Page and application data records
----------------
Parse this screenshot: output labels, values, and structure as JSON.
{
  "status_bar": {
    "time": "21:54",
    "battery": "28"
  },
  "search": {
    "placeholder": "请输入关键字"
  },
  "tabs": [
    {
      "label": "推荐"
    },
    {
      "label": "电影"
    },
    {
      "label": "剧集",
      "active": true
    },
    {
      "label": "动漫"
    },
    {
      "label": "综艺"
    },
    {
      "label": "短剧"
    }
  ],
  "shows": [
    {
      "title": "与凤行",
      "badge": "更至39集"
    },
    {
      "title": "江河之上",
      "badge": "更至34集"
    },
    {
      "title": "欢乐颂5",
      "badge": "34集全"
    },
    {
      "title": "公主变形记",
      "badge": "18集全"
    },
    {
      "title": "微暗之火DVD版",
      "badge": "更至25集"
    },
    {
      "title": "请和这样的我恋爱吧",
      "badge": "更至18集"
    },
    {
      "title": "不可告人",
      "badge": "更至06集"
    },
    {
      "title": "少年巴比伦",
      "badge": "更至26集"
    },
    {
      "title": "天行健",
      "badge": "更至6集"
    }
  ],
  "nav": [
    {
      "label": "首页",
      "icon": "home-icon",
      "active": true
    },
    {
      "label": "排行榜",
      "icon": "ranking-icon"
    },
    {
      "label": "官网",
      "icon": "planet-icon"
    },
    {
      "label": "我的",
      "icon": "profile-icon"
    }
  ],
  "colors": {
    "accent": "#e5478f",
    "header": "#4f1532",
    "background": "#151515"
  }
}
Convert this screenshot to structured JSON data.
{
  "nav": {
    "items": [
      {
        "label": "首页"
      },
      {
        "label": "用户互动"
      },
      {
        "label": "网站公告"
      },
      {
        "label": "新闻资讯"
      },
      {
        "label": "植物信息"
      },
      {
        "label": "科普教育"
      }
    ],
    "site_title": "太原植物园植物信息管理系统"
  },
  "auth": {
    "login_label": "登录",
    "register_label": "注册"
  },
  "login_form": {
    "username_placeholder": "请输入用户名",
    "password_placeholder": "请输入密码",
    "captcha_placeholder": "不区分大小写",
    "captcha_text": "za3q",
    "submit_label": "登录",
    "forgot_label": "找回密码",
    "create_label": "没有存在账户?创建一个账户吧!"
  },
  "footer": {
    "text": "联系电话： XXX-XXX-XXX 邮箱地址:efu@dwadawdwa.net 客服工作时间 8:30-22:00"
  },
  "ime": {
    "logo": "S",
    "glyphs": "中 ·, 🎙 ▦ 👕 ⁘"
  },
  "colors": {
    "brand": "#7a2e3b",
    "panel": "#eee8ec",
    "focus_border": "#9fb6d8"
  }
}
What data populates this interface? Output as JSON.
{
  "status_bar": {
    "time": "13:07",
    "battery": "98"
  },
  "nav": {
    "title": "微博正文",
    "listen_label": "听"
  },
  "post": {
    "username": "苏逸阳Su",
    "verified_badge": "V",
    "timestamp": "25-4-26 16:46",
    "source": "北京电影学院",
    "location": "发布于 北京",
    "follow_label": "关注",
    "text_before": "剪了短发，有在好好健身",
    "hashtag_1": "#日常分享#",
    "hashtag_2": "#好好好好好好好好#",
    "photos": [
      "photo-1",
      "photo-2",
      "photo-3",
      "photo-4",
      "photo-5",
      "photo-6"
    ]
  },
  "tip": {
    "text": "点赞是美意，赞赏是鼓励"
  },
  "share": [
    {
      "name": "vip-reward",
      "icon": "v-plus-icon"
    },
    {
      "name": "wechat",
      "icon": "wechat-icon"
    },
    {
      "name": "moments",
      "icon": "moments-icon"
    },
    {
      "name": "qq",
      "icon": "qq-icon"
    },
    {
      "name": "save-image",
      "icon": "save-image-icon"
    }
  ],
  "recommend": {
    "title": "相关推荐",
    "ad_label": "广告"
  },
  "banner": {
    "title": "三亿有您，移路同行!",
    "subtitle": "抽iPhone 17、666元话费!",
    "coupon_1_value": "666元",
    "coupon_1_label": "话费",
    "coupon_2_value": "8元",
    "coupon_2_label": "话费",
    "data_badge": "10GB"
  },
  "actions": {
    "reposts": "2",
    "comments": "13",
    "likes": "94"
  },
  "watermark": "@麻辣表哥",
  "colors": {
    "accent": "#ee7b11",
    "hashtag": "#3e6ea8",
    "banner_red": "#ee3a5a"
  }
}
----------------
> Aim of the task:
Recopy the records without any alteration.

> Task result:
Parse this screenshot: output labels, values, and structure as JSON.
{
  "status_bar": {
    "time": "21:54",
    "battery": "28"
  },
  "search": {
    "placeholder": "请输入关键字"
  },
  "tabs": [
    {
      "label": "推荐"
    },
    {
      "label": "电影"
    },
    {
      "label": "剧集",
      "active": true
    },
    {
      "label": "动漫"
    },
    {
      "label": "综艺"
    },
    {
      "label": "短剧"
    }
  ],
  "shows": [
    {
      "title": "与凤行",
      "badge": "更至39集"
    },
    {
      "title": "江河之上",
      "badge": "更至34集"
    },
    {
      "title": "欢乐颂5",
      "badge": "34集全"
    },
    {
      "title": "公主变形记",
      "badge": "18集全"
    },
    {
      "title": "微暗之火DVD版",
      "badge": "更至25集"
    },
    {
      "title": "请和这样的我恋爱吧",
      "badge": "更至18集"
    },
    {
      "title": "不可告人",
      "badge": "更至06集"
    },
    {
      "title": "少年巴比伦",
      "badge": "更至26集"
    },
    {
      "title": "天行健",
      "badge": "更至6集"
    }
  ],
  "nav": [
    {
      "label": "首页",
      "icon": "home-icon",
      "active": true
    },
    {
      "label": "排行榜",
      "icon": "ranking-icon"
    },
    {
      "label": "官网",
      "icon": "planet-icon"
    },
    {
      "label": "我的",
      "icon": "profile-icon"
    }
  ],
  "colors": {
    "accent": "#e5478f",
    "header": "#4f1532",
    "background": "#151515"
  }
}
Convert this screenshot to structured JSON data.
{
  "nav": {
    "items": [
      {
        "label": "首页"
      },
      {
        "label": "用户互动"
      },
      {
        "label": "网站公告"
      },
      {
        "label": "新闻资讯"
      },
      {
        "label": "植物信息"
      },
      {
        "label": "科普教育"
      }
    ],
    "site_title": "太原植物园植物信息管理系统"
  },
  "auth": {
    "login_label": "登录",
    "register_label": "注册"
  },
  "login_form": {
    "username_placeholder": "请输入用户名",
    "password_placeholder": "请输入密码",
    "captcha_placeholder": "不区分大小写",
    "captcha_text": "za3q",
    "submit_label": "登录",
    "forgot_label": "找回密码",
    "create_label": "没有存在账户?创建一个账户吧!"
  },
  "footer": {
    "text": "联系电话： XXX-XXX-XXX 邮箱地址:efu@dwadawdwa.net 客服工作时间 8:30-22:00"
  },
  "ime": {
    "logo": "S",
    "glyphs": "中 ·, 🎙 ▦ 👕 ⁘"
  },
  "colors": {
    "brand": "#7a2e3b",
    "panel": "#eee8ec",
    "focus_border": "#9fb6d8"
  }
}
What data populates this interface? Output as JSON.
{
  "status_bar": {
    "time": "13:07",
    "battery": "98"
  },
  "nav": {
    "title": "微博正文",
    "listen_label": "听"
  },
  "post": {
    "username": "苏逸阳Su",
    "verified_badge": "V",
    "timestamp": "25-4-26 16:46",
    "source": "北京电影学院",
    "location": "发布于 北京",
    "follow_label": "关注",
    "text_before": "剪了短发，有在好好健身",
    "hashtag_1": "#日常分享#",
    "hashtag_2": "#好好好好好好好好#",
    "photos": [
      "photo-1",
      "photo-2",
      "photo-3",
      "photo-4",
      "photo-5",
      "photo-6"
    ]
  },
  "tip": {
    "text": "点赞是美意，赞赏是鼓励"
  },
  "share": [
    {
      "name": "vip-reward",
      "icon": "v-plus-icon"
    },
    {
      "name": "wechat",
      "icon": "wechat-icon"
    },
    {
      "name": "moments",
      "icon": "moments-icon"
    },
    {
      "name": "qq",
      "icon": "qq-icon"
    },
    {
      "name": "save-image",
      "icon": "save-image-icon"
    }
  ],
  "recommend": {
    "title": "相关推荐",
    "ad_label": "广告"
  },
  "banner": {
    "title": "三亿有您，移路同行!",
    "subtitle": "抽iPhone 17、666元话费!",
    "coupon_1_value": "666元",
    "coupon_1_label": "话费",
    "coupon_2_value": "8元",
    "coupon_2_label": "话费",
    "data_badge": "10GB"
  },
  "actions": {
    "reposts": "2",
    "comments": "13",
    "likes": "94"
  },
  "watermark": "@麻辣表哥",
  "colors": {
    "accent": "#ee7b11",
    "hashtag": "#3e6ea8",
    "banner_red": "#ee3a5a"
  }
}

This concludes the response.